Your goal
Each record here should be printed again exactly; please leave its pictures out.

Supplied data
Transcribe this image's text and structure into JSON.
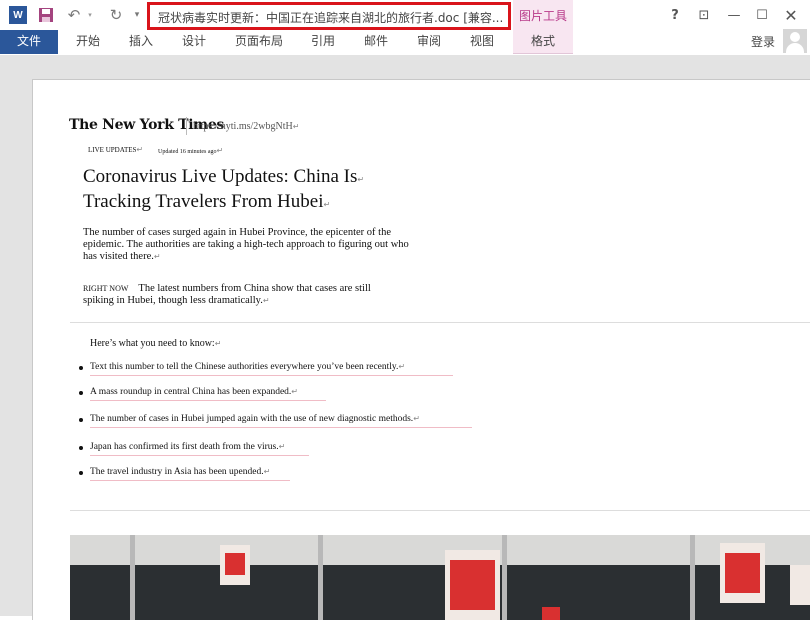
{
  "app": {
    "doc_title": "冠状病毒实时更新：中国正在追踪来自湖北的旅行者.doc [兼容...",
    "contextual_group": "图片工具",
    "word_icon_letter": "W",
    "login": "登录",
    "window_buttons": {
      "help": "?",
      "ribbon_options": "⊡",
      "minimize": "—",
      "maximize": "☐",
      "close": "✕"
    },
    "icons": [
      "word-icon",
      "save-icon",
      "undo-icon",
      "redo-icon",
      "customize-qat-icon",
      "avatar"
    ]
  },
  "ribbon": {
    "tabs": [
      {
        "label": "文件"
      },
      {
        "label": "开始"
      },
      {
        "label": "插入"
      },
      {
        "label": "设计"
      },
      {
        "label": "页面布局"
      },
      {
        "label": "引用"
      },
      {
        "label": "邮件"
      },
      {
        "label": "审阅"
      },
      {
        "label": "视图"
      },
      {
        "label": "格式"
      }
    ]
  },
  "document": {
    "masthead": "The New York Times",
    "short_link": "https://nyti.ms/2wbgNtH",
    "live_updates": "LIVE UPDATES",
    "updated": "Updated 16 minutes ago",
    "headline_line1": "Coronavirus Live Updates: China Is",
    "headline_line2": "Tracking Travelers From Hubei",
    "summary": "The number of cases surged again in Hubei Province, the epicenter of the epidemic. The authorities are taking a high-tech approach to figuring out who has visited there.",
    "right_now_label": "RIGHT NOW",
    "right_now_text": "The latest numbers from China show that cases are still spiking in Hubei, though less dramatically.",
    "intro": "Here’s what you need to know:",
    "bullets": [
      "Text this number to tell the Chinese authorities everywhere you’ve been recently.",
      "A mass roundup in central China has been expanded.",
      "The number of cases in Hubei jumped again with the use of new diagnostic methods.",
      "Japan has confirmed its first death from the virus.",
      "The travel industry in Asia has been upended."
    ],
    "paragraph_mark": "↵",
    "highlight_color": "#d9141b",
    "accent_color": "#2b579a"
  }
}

Expected answer
Transcribe this image's text and structure into JSON.
{
  "app": {
    "doc_title": "冠状病毒实时更新：中国正在追踪来自湖北的旅行者.doc [兼容...",
    "contextual_group": "图片工具",
    "word_icon_letter": "W",
    "login": "登录",
    "window_buttons": {
      "help": "?",
      "ribbon_options": "⊡",
      "minimize": "—",
      "maximize": "☐",
      "close": "✕"
    },
    "icons": [
      "word-icon",
      "save-icon",
      "undo-icon",
      "redo-icon",
      "customize-qat-icon",
      "avatar"
    ]
  },
  "ribbon": {
    "tabs": [
      {
        "label": "文件"
      },
      {
        "label": "开始"
      },
      {
        "label": "插入"
      },
      {
        "label": "设计"
      },
      {
        "label": "页面布局"
      },
      {
        "label": "引用"
      },
      {
        "label": "邮件"
      },
      {
        "label": "审阅"
      },
      {
        "label": "视图"
      },
      {
        "label": "格式"
      }
    ]
  },
  "document": {
    "masthead": "The New York Times",
    "short_link": "https://nyti.ms/2wbgNtH",
    "live_updates": "LIVE UPDATES",
    "updated": "Updated 16 minutes ago",
    "headline_line1": "Coronavirus Live Updates: China Is",
    "headline_line2": "Tracking Travelers From Hubei",
    "summary": "The number of cases surged again in Hubei Province, the epicenter of the epidemic. The authorities are taking a high-tech approach to figuring out who has visited there.",
    "right_now_label": "RIGHT NOW",
    "right_now_text": "The latest numbers from China show that cases are still spiking in Hubei, though less dramatically.",
    "intro": "Here’s what you need to know:",
    "bullets": [
      "Text this number to tell the Chinese authorities everywhere you’ve been recently.",
      "A mass roundup in central China has been expanded.",
      "The number of cases in Hubei jumped again with the use of new diagnostic methods.",
      "Japan has confirmed its first death from the virus.",
      "The travel industry in Asia has been upended."
    ],
    "paragraph_mark": "↵",
    "highlight_color": "#d9141b",
    "accent_color": "#2b579a"
  }
}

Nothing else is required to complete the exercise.